Stored entries:
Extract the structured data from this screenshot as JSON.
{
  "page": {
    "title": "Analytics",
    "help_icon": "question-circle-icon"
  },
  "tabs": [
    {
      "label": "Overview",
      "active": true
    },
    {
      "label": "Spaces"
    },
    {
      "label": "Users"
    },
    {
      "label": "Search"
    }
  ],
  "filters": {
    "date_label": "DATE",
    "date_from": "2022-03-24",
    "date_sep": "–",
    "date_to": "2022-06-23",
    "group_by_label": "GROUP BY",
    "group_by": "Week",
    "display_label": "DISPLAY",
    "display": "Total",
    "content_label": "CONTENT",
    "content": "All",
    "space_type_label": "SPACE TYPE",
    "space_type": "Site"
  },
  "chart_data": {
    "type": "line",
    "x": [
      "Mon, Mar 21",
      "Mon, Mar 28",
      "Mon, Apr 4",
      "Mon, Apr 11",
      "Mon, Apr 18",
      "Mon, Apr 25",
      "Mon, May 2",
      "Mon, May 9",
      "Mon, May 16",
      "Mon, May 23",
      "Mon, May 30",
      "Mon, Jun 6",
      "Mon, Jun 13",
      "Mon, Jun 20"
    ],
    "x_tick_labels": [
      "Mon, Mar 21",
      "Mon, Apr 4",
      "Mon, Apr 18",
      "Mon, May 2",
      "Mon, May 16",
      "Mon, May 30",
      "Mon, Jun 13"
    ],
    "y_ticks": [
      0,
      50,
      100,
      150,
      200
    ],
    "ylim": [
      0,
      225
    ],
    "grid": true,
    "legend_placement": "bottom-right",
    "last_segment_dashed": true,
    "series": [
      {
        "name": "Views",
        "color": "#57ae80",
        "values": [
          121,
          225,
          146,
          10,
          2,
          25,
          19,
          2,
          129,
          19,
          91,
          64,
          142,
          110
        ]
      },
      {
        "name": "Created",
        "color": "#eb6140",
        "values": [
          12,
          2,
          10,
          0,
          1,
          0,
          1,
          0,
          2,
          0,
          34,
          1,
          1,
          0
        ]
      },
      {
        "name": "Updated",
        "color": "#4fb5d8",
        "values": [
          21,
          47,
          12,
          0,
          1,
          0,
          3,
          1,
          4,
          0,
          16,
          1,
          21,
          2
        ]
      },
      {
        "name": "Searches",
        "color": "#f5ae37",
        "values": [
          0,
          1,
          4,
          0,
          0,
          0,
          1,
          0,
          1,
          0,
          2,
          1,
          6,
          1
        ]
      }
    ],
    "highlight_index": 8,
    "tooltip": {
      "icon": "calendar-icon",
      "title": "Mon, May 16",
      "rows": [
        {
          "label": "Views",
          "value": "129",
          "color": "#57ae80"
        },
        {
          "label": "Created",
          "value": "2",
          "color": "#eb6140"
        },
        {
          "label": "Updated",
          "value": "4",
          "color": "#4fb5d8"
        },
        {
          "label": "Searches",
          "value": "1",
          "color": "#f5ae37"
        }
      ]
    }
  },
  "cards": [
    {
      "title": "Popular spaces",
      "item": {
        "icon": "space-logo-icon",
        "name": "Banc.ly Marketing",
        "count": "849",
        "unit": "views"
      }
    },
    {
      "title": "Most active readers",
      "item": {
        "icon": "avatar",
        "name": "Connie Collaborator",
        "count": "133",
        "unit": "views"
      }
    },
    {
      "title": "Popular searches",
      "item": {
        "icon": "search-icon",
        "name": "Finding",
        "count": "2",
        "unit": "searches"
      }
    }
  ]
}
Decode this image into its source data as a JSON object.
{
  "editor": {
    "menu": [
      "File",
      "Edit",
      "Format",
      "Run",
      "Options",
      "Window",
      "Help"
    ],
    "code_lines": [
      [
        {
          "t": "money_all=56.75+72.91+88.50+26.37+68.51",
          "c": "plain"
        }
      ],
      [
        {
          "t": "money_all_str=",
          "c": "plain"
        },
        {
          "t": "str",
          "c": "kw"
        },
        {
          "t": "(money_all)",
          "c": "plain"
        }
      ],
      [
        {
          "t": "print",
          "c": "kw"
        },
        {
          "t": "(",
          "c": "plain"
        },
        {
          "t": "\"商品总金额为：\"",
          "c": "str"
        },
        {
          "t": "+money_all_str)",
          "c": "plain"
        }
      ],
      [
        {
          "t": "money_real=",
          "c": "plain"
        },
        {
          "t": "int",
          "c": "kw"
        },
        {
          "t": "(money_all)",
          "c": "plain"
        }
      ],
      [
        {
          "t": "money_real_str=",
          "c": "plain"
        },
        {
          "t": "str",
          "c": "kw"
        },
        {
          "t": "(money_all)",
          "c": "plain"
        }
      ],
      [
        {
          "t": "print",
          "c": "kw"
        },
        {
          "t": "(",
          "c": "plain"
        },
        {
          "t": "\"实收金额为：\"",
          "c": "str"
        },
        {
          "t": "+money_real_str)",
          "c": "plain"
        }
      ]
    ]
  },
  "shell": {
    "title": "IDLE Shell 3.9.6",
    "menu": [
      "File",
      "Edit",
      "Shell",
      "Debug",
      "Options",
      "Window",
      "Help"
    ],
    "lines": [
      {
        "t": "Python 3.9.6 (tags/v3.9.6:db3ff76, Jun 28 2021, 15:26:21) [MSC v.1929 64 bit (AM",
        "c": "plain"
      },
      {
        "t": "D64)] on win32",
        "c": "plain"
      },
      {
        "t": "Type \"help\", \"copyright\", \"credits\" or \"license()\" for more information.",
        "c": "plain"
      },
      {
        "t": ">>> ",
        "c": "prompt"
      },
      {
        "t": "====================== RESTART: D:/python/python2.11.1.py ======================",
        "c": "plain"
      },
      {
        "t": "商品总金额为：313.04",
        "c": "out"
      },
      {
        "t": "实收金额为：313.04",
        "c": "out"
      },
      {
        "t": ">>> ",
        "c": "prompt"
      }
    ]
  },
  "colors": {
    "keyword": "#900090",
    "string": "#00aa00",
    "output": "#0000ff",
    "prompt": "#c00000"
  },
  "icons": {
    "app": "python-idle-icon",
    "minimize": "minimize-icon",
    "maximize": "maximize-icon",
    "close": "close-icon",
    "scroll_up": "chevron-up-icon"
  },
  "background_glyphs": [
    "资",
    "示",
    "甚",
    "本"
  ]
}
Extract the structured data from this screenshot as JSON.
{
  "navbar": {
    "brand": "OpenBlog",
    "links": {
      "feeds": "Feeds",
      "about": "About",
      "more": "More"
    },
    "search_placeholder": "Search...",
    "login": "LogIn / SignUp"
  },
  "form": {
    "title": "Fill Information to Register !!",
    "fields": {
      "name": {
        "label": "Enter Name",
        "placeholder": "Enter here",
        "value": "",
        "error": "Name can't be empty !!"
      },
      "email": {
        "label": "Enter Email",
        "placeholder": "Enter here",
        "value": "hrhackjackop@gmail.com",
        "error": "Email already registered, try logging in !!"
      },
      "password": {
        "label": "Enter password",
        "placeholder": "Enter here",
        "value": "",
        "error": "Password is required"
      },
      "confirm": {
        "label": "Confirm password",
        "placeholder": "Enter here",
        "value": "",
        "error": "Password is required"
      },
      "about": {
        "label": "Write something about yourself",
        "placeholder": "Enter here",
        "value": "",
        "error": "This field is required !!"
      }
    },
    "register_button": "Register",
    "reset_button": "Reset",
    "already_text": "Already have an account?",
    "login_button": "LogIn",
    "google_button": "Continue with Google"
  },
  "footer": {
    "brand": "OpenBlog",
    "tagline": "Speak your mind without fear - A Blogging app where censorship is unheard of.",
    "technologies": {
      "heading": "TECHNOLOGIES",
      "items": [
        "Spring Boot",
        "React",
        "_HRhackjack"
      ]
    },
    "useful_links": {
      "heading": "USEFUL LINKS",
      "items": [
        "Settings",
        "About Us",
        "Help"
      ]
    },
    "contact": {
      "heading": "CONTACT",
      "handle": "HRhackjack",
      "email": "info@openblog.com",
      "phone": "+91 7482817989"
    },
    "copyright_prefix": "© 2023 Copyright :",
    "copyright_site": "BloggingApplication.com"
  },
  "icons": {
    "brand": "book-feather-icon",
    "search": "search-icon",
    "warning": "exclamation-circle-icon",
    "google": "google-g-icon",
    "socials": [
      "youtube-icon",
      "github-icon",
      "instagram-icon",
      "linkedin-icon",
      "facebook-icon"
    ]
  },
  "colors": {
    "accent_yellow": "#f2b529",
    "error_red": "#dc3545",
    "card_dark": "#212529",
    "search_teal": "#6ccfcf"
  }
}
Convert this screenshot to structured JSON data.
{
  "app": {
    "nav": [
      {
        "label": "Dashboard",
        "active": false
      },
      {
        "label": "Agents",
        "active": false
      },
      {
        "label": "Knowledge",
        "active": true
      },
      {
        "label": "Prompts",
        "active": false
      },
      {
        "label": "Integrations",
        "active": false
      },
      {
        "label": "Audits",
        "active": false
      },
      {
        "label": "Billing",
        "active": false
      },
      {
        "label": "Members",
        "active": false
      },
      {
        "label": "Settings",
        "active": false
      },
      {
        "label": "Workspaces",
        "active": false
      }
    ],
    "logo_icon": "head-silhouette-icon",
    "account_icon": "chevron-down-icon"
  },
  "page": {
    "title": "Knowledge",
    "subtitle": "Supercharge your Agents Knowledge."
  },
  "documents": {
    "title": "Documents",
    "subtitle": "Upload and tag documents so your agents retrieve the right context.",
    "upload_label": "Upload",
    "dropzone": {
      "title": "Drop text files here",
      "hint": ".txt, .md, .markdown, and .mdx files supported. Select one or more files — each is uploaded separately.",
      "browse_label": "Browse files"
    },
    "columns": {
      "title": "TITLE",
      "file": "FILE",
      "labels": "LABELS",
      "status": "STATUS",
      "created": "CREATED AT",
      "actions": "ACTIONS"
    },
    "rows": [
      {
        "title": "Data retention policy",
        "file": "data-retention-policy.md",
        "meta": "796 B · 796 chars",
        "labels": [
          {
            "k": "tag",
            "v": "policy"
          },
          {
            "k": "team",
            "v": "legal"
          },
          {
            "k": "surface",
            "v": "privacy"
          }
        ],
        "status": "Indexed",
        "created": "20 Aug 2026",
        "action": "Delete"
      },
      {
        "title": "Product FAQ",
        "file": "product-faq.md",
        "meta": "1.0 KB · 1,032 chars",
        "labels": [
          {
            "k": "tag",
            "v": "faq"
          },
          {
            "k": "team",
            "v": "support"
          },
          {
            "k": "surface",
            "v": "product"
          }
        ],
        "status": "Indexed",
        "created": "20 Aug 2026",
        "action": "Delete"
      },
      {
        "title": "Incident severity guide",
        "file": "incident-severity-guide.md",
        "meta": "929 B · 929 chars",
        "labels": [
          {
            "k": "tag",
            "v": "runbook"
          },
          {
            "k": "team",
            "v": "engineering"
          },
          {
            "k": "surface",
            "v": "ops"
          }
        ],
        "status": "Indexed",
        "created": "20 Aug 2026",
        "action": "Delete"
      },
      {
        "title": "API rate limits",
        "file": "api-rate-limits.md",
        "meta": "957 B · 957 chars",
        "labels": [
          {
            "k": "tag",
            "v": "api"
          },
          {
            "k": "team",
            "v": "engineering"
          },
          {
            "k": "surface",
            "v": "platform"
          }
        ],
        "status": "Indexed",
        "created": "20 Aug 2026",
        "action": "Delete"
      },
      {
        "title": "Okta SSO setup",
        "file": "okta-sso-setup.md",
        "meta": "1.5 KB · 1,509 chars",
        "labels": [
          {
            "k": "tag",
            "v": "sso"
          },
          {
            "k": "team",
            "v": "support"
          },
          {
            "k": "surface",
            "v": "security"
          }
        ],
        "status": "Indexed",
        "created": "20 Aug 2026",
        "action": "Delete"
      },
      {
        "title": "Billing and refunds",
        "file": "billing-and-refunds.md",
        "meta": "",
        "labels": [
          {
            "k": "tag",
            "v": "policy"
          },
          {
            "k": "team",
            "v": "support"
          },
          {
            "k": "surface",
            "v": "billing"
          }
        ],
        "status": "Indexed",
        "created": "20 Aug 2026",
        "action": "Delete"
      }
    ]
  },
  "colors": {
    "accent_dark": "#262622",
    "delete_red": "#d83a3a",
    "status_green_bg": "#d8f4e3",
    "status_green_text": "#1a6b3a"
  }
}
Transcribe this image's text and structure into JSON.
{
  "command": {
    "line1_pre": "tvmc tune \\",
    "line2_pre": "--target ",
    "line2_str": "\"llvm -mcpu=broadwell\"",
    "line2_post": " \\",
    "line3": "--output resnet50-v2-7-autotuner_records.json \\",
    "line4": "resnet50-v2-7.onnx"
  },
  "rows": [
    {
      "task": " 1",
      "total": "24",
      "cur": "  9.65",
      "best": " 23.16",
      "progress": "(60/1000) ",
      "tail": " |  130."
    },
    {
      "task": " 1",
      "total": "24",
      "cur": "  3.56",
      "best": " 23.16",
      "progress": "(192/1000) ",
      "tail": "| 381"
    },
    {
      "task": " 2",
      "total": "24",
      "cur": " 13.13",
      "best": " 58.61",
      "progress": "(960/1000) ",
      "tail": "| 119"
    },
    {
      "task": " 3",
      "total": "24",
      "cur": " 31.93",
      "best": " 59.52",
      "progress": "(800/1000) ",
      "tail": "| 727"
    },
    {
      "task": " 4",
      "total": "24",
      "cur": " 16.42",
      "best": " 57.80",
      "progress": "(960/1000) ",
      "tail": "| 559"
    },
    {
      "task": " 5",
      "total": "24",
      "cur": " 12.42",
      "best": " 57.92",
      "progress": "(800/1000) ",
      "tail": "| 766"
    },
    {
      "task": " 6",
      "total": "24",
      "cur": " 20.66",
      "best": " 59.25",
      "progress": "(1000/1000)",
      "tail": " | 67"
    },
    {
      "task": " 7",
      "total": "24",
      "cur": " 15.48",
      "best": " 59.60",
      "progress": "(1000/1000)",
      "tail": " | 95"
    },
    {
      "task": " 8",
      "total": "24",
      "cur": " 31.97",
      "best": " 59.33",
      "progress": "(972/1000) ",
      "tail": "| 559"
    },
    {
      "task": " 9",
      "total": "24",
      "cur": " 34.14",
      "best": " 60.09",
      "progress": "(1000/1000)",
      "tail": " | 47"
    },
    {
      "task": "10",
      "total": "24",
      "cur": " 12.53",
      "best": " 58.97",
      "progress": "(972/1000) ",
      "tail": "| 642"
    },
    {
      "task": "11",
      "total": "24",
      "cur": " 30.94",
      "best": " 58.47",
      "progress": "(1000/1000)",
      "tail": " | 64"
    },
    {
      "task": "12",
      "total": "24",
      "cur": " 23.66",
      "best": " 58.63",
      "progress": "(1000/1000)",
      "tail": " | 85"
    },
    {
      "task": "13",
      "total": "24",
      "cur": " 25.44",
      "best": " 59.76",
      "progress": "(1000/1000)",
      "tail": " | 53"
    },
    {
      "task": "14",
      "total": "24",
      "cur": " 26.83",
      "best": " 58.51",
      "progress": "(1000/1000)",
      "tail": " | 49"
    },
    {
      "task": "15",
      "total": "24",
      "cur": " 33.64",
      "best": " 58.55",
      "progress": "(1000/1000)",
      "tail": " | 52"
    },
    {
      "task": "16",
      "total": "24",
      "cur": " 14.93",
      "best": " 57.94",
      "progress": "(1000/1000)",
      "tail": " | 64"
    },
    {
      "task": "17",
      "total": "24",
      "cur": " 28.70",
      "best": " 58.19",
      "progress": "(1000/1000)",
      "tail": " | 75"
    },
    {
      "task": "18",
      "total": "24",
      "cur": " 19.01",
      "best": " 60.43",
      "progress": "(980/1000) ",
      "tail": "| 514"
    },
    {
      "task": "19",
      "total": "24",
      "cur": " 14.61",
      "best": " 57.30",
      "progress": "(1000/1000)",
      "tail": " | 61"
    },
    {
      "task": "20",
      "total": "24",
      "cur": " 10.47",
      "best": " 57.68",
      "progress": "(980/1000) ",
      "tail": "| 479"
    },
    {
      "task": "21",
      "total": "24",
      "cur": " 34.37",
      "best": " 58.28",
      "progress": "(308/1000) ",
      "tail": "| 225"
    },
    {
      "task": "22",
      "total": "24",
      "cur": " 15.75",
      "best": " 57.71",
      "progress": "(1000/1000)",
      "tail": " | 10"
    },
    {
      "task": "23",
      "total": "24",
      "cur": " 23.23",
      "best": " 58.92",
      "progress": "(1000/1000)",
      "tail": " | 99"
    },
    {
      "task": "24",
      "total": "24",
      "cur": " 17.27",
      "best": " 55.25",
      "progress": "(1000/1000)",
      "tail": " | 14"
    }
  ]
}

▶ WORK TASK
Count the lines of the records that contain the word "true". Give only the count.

▶ PROBLEM SOLUTION
4